As noted above, we’re still a ways off from reaching the merits of the plaintiffs’ challenge to upstream. For starters, the government could well seek to take this ruling up to the Supreme Court (where, just to be clear, it is 8-for-8 in getting cert. granted to review adverse lower-court decisions in civil suits arising out of post-September 11 counterterrorism policies). And even if it doesn’t pursue Supreme Court review (or doesn’t obtain it), there’s still the shadow of the state secrets privilege looming over the discovery that would otherwise follow on remand. But standing had been, to date, the biggest obstacle to meaningful civil litigation challenging upstream (and the few encounters with upstream in the context of motions to suppress in criminal cases have been, to put it charitably, under-convincing in their analyses).

And just to be clear, some of the merits questions arising from upstream are quite significant (and their answers are hardly obvious), especially if the Supreme Court is not as convinced of the continuing viability of the third-party doctrine and/or the scope of the “incidental collection” exception as the FISA Court has been. Given that section 702 is set to expire on December 31, and that the re-authorization conversation is already underway, inserting meaningful judicial consideration into the mix should help to make the legislative debate more interesting–and, hopefully, help to make all of us better informed.

Credit: Patrick Smith / Getty Images 

About the Author(s)

Steve Vladeck

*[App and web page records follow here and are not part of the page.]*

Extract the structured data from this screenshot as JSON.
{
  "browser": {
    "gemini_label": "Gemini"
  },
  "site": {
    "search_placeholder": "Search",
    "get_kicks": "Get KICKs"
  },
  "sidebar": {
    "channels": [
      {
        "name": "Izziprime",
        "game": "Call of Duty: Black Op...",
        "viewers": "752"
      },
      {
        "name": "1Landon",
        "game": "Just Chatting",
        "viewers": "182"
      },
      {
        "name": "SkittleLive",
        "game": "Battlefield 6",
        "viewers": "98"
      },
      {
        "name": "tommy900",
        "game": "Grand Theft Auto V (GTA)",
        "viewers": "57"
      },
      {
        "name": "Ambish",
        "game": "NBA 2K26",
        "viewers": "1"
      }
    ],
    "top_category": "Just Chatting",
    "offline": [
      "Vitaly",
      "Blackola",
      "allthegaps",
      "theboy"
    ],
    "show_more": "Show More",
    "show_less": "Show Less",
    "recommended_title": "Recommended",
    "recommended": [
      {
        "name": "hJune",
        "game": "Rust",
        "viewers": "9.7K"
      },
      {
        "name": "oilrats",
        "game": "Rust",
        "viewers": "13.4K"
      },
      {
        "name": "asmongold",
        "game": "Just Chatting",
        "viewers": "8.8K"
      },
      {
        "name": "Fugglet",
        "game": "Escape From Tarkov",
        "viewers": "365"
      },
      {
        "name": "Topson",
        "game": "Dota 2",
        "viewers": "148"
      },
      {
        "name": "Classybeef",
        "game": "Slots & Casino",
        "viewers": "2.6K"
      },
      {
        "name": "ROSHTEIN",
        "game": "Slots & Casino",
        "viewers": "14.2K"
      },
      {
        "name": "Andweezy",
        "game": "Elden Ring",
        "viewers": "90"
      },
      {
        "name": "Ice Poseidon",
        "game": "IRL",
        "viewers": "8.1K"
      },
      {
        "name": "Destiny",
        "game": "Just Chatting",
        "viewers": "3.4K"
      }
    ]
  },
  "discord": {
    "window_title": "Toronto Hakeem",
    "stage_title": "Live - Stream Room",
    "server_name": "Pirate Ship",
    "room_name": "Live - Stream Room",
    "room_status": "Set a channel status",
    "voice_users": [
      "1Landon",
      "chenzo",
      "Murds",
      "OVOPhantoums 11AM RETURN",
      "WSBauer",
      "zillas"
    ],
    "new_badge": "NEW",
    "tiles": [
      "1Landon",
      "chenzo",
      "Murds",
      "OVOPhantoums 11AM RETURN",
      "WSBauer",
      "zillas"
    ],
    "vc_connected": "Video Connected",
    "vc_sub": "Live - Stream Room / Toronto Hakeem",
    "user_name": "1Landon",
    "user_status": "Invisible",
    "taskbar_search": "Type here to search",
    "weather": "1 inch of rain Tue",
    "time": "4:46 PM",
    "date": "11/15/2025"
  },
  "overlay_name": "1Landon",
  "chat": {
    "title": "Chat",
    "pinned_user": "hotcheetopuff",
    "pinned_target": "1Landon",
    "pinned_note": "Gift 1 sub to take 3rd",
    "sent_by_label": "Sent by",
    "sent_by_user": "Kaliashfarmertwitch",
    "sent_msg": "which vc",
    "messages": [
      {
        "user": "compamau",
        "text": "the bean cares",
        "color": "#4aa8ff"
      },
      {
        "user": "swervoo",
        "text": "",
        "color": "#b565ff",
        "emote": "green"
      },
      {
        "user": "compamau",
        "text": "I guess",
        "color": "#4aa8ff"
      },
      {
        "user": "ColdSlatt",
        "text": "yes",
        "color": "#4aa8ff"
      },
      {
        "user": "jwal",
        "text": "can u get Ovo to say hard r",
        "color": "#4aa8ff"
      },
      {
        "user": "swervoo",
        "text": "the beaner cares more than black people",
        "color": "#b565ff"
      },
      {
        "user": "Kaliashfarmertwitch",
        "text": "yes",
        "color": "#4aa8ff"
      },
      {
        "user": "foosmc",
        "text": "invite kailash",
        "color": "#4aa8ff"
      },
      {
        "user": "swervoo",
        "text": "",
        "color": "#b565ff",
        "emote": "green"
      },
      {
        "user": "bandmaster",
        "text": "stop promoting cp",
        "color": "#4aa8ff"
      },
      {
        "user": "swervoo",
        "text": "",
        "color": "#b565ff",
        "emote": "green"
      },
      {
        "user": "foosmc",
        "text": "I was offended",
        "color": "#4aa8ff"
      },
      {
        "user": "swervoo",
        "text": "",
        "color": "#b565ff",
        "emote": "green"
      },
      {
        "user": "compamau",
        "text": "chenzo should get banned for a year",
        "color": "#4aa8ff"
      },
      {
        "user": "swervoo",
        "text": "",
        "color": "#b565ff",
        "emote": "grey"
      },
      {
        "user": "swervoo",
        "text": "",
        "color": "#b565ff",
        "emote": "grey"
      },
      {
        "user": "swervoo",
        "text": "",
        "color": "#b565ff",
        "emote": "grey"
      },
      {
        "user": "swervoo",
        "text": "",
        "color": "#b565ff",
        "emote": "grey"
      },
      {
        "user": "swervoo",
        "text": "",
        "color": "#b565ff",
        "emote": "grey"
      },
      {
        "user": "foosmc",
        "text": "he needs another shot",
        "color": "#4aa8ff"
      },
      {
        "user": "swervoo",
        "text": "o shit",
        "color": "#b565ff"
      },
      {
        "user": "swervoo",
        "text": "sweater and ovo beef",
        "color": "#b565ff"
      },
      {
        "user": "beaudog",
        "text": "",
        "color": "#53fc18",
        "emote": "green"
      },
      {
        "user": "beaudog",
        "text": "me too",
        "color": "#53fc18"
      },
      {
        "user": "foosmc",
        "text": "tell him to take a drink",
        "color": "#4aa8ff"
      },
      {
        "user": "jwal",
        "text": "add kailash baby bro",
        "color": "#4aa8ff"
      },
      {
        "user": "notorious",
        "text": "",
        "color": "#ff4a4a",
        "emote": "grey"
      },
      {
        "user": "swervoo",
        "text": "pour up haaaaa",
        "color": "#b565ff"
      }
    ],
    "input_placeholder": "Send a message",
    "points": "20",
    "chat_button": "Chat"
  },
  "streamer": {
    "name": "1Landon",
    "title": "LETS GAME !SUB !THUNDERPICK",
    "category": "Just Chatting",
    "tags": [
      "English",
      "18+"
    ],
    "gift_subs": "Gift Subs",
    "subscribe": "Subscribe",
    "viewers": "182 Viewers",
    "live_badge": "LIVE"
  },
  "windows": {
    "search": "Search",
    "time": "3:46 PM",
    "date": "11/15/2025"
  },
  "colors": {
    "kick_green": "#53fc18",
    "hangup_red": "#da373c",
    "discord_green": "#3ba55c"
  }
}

Co-Editor-in-Chief of Just Security and Professor of Law at the University of Texas School of Law. Follow him on Twitter (@steve_vladeck).